Home for Ukraine- hosts

In common with other local authorities the available unmatched host numbers are becoming stretched by the push to get people out of the network of Welsh Government Welcome Centres. However, in partnership with Blaenau Gwent, Caerphilly have been successfully able to settle families across the border from the Welcome Centres there.


A media campaign has been released, with the support of the Cabinet member, to encourage more local families to come on board as hosts. An amount of spare capacity is needed to be able to manage hosted arrangements coming to and end and the potential for arrivals to end up in temporary accommodation. The efforts of WG over the next few months is to get as many people out of the Welcome Centres as possible due to the escalating cost, a factor which is driving the new payment and refusals policies in Welcome Centres from the 9th of January. Rationalisation and closure of Welcome Centres will place additional burdens on the hosting capacity.

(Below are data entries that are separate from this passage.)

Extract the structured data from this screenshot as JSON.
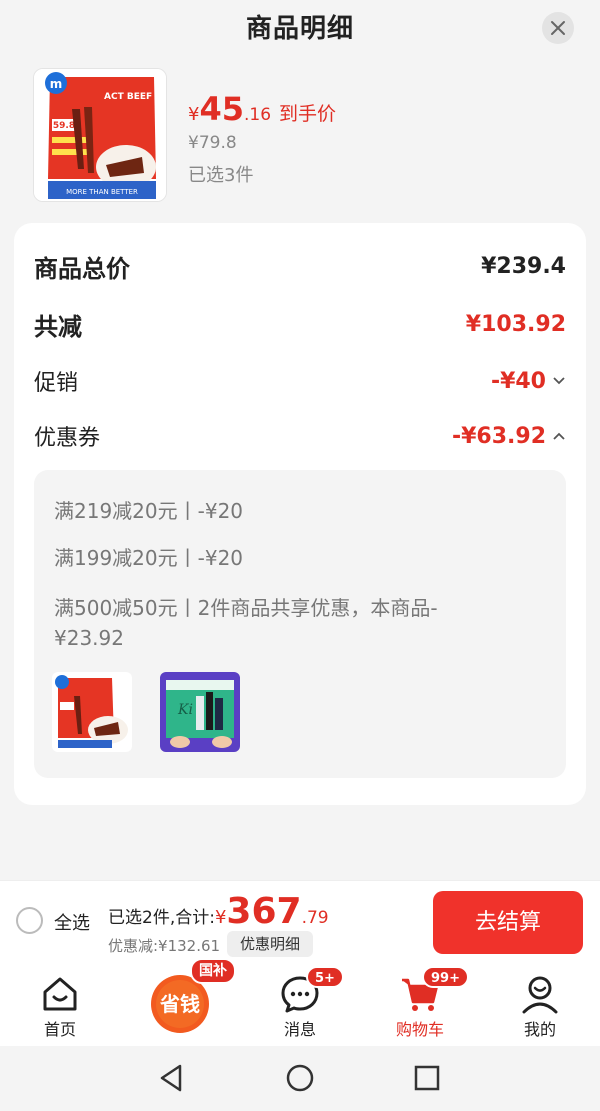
{
  "header": {
    "title": "商品明细"
  },
  "product": {
    "price_yen": "¥",
    "price_int": "45",
    "price_dec": ".16",
    "price_tag": "到手价",
    "original_price": "¥79.8",
    "selected_count": "已选3件",
    "thumb_sticker_price": "59.8",
    "thumb_brand": "ACT BEEF",
    "thumb_slogan": "MORE THAN BETTER"
  },
  "summary": {
    "total_label": "商品总价",
    "total_value": "¥239.4",
    "reduce_label": "共减",
    "reduce_value": "¥103.92",
    "promo_label": "促销",
    "promo_value": "-¥40",
    "coupon_label": "优惠券",
    "coupon_value": "-¥63.92"
  },
  "coupon_details": [
    "满219减20元丨-¥20",
    "满199减20元丨-¥20",
    "满500减50元丨2件商品共享优惠，本商品-¥23.92"
  ],
  "bottom_bar": {
    "select_all": "全选",
    "sum_prefix": "已选2件,合计:",
    "sum_yen": "¥",
    "sum_int": "367",
    "sum_dec": ".79",
    "discount": "优惠减:¥132.61",
    "detail_button": "优惠明细",
    "checkout_button": "去结算"
  },
  "tabbar": {
    "home": "首页",
    "save_money": "省钱",
    "save_badge": "国补",
    "messages": "消息",
    "messages_badge": "5+",
    "cart": "购物车",
    "cart_badge": "99+",
    "me": "我的"
  },
  "colors": {
    "accent": "#e02e24",
    "checkout": "#f0322b"
  }
}
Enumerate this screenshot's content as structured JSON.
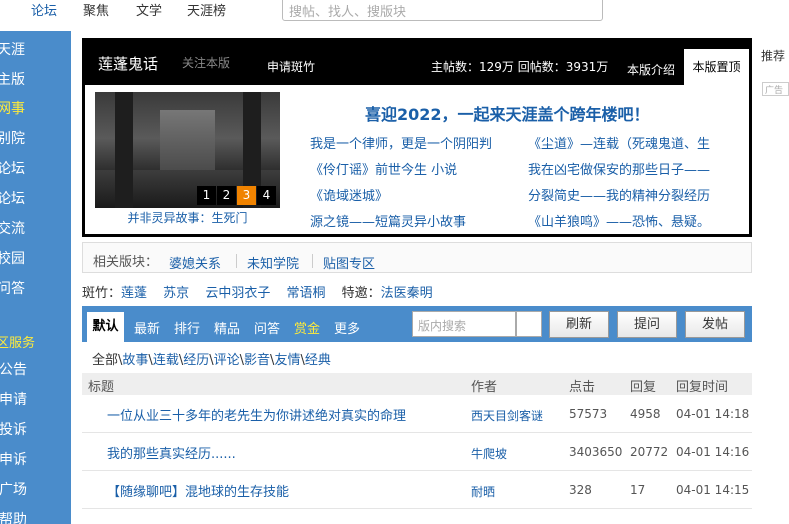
{
  "topnav": {
    "items": [
      "论坛",
      "聚焦",
      "文学",
      "天涯榜"
    ],
    "search_placeholder": "搜帖、找人、搜版块"
  },
  "sidebar": {
    "items": [
      "天涯",
      "主版",
      "网事",
      "别院",
      "论坛",
      "论坛",
      "交流",
      "校园",
      "问答"
    ],
    "section_title": "区服务",
    "service_items": [
      "公告",
      "申请",
      "投诉",
      "申诉",
      "广场",
      "帮助"
    ]
  },
  "board": {
    "title": "莲蓬鬼话",
    "follow_label": "关注本版",
    "apply_label": "申请斑竹",
    "stats": "主帖数：129万 回帖数：3931万",
    "intro_label": "本版介绍",
    "top_label": "本版置顶",
    "slide_numbers": [
      "1",
      "2",
      "3",
      "4"
    ],
    "slide_active": 3,
    "slide_caption": "并非灵异故事：生死门",
    "headline": "喜迎2022，一起来天涯盖个跨年楼吧！",
    "links_left": [
      "我是一个律师，更是一个阴阳判",
      "《伶仃谣》前世今生 小说",
      "《诡域迷城》",
      "源之镜——短篇灵异小故事"
    ],
    "links_right": [
      "《尘道》—连载（死魂鬼道、生",
      "我在凶宅做保安的那些日子——",
      "分裂简史——我的精神分裂经历",
      "《山羊狼鸣》——恐怖、悬疑。"
    ]
  },
  "related": {
    "label": "相关版块：",
    "items": [
      "婆媳关系",
      "未知学院",
      "贴图专区"
    ]
  },
  "moderators": {
    "label": "斑竹：",
    "names": [
      "莲蓬",
      "苏京",
      "云中羽衣子",
      "常语桐"
    ],
    "special_label": "特邀：",
    "special": "法医秦明"
  },
  "tabs": {
    "items": [
      "默认",
      "最新",
      "排行",
      "精品",
      "问答",
      "赏金",
      "更多"
    ],
    "search_placeholder": "版内搜索",
    "refresh": "刷新",
    "ask": "提问",
    "post": "发帖"
  },
  "filters": {
    "all": "全部",
    "items": [
      "故事",
      "连载",
      "经历",
      "评论",
      "影音",
      "友情",
      "经典"
    ]
  },
  "table": {
    "headers": [
      "标题",
      "作者",
      "点击",
      "回复",
      "回复时间"
    ],
    "rows": [
      {
        "title": "一位从业三十多年的老先生为你讲述绝对真实的命理",
        "author": "西天目剑客谜",
        "clicks": "57573",
        "replies": "4958",
        "time": "04-01 14:18"
      },
      {
        "title": "我的那些真实经历......",
        "author": "牛爬坡",
        "clicks": "3403650",
        "replies": "20772",
        "time": "04-01 14:16"
      },
      {
        "title": "【随缘聊吧】混地球的生存技能",
        "author": "耐晒",
        "clicks": "328",
        "replies": "17",
        "time": "04-01 14:15"
      }
    ]
  },
  "right": {
    "label": "推荐",
    "ad": "广告"
  }
}
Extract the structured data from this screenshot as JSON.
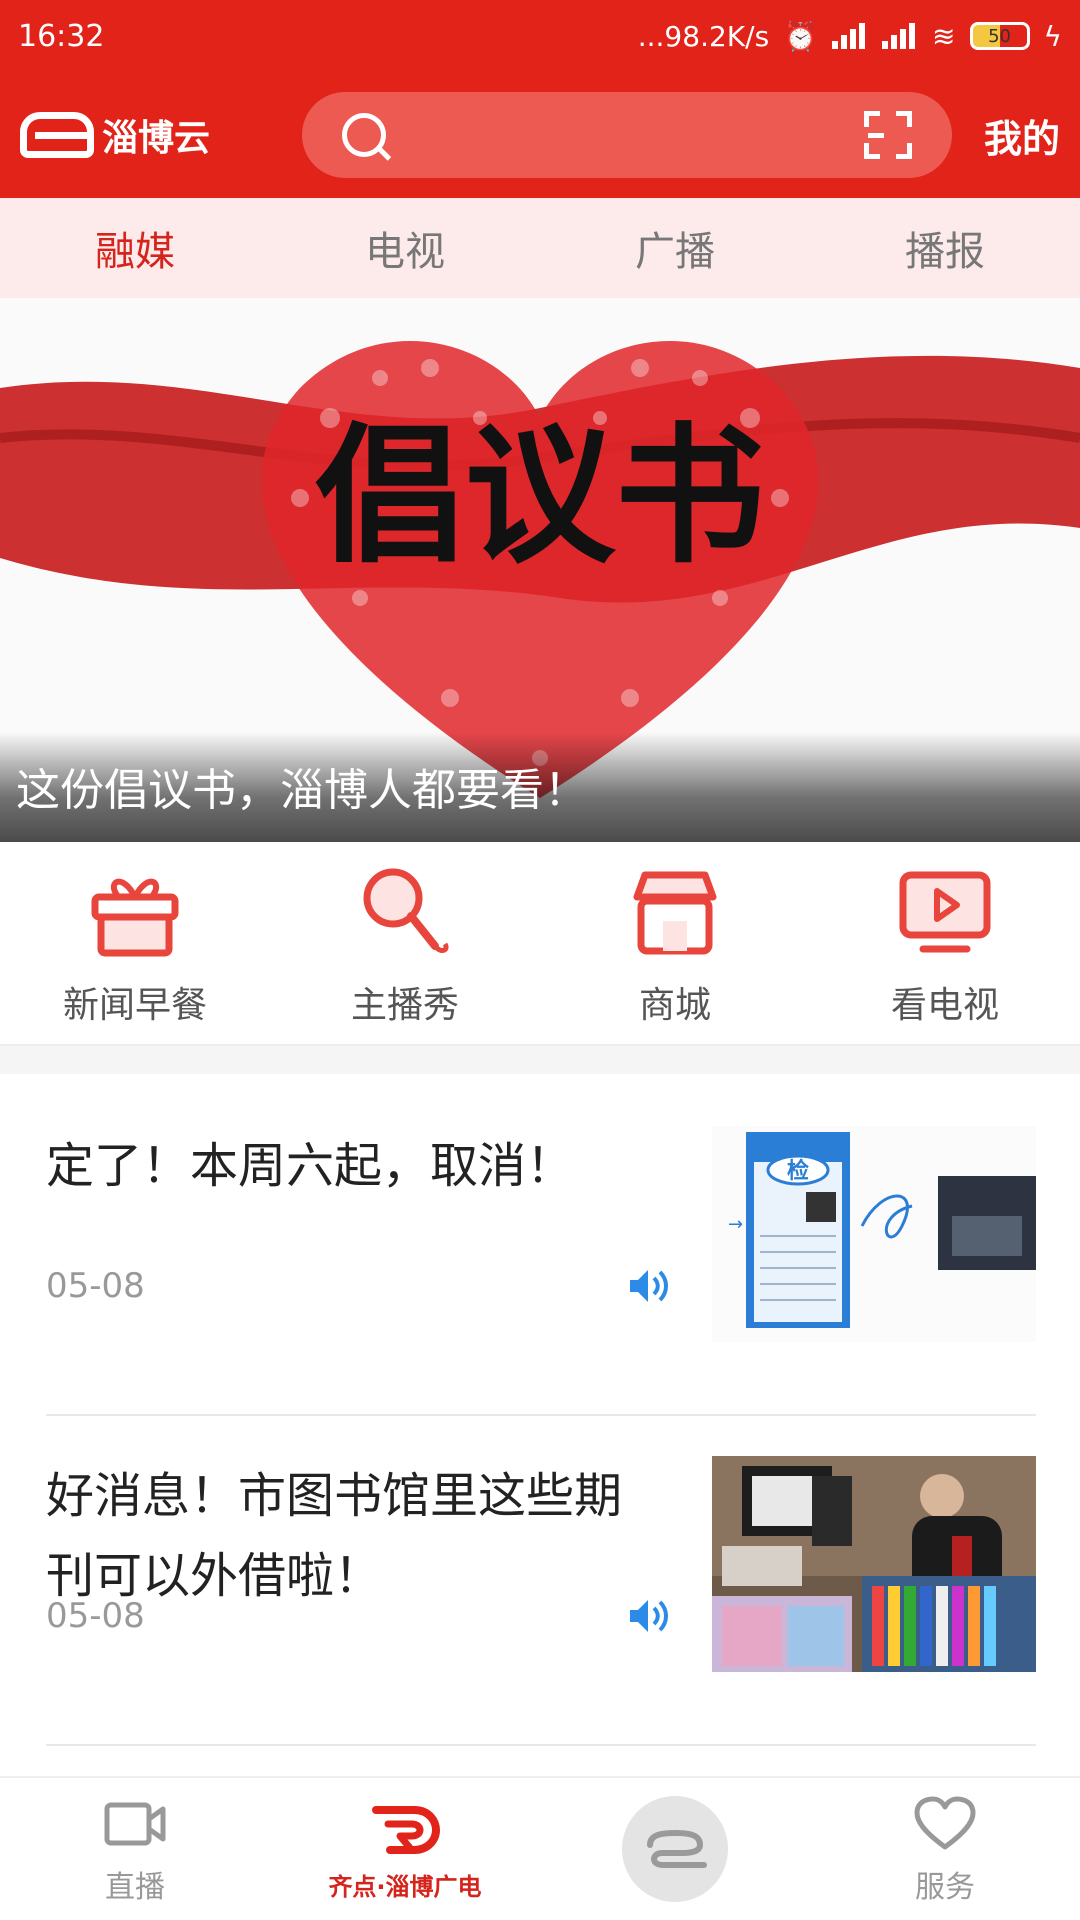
{
  "status_bar": {
    "time": "16:32",
    "network_speed": "...98.2K/s",
    "battery": "50"
  },
  "header": {
    "brand": "淄博云",
    "my_label": "我的",
    "search_placeholder": ""
  },
  "tabs": [
    {
      "label": "融媒",
      "active": true
    },
    {
      "label": "电视",
      "active": false
    },
    {
      "label": "广播",
      "active": false
    },
    {
      "label": "播报",
      "active": false
    }
  ],
  "banner": {
    "image_text": "倡议书",
    "caption": "这份倡议书，淄博人都要看！"
  },
  "quick_links": [
    {
      "label": "新闻早餐",
      "icon": "gift-icon"
    },
    {
      "label": "主播秀",
      "icon": "microphone-icon"
    },
    {
      "label": "商城",
      "icon": "store-icon"
    },
    {
      "label": "看电视",
      "icon": "tv-play-icon"
    }
  ],
  "news": [
    {
      "title": "定了！本周六起，取消！",
      "date": "05-08",
      "thumb_caption": "检"
    },
    {
      "title": "好消息！市图书馆里这些期刊可以外借啦！",
      "date": "05-08"
    }
  ],
  "bottom_nav": [
    {
      "label": "直播",
      "icon": "video-camera-icon",
      "active": false
    },
    {
      "label": "齐点·淄博广电",
      "icon": "qidian-logo-icon",
      "active": true
    },
    {
      "label": "",
      "icon": "zibo-cloud-logo-icon",
      "active": false
    },
    {
      "label": "服务",
      "icon": "heart-icon",
      "active": false
    }
  ],
  "colors": {
    "primary": "#e2231a",
    "tab_bg": "#fcebea",
    "accent_blue": "#2b8be6"
  }
}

Caerphilly are currently supporting 104 arrived guests across 58 sponsors and are actively seeking more hosts to alleviate the pressure in the Welcome Centres and support neighbouring authorities.


The focus going forward is to support and sustain the hosted arrangements as far as it is possible. A £250 to up to the UK Government thank-you payment was implemented in September and hosts have reported that this is enabling them to sustain the arrangement through the current cost-of-living crisis. This additional amount is in place until the end of March 23 and will be reviewed in line with budget considerations.


Movement to the PRS is extremely problematic for the same reasons described by Blaenau Gwent and Torfaen. The competition for PRS properties is intense in a rapidly decreasing market. Many guests would like to sustain their own tenancies but are unable to, given the restrictions that landlords and letting agents are imposing. A support package of rent/bond of approx. £1500, on a case-by case basis, has been agreed but this may not be enough to circumvent the problems.


At the same time as the local authority is seeking PRS properties for Ukrainian arrivals to move-on from hosted arrangements, support is still requested for Afghan and UK Resettlement Scheme arrivals. In addition, the Home Office are actively and aggressively seeking hotel and PRS accommodation for asylum seekers.


At the current time, fortunately, no displaced people arrivals are in temporary accommodation. However, this may alter as available hosts lessen, Welcome Centres close, the PRS availability shrinks, and the cost-of-living crisis increases local populations at risk of homelessness.






Health services continue to undertake initial medical assessments, the blue book assessment for refugees, medical screening, vaccination support and GP registration for any new arrivals. Ongoing health conditions are supported through normal channels.


Transport support from the constituent local authorities was out in place following the last PSB meeting. However, with arrivals slowing, the capacity has met the current need.




Recommendation to the PSB


The Gwent PSB is asked to note the information in this paper.


Draft date: 9/12/2022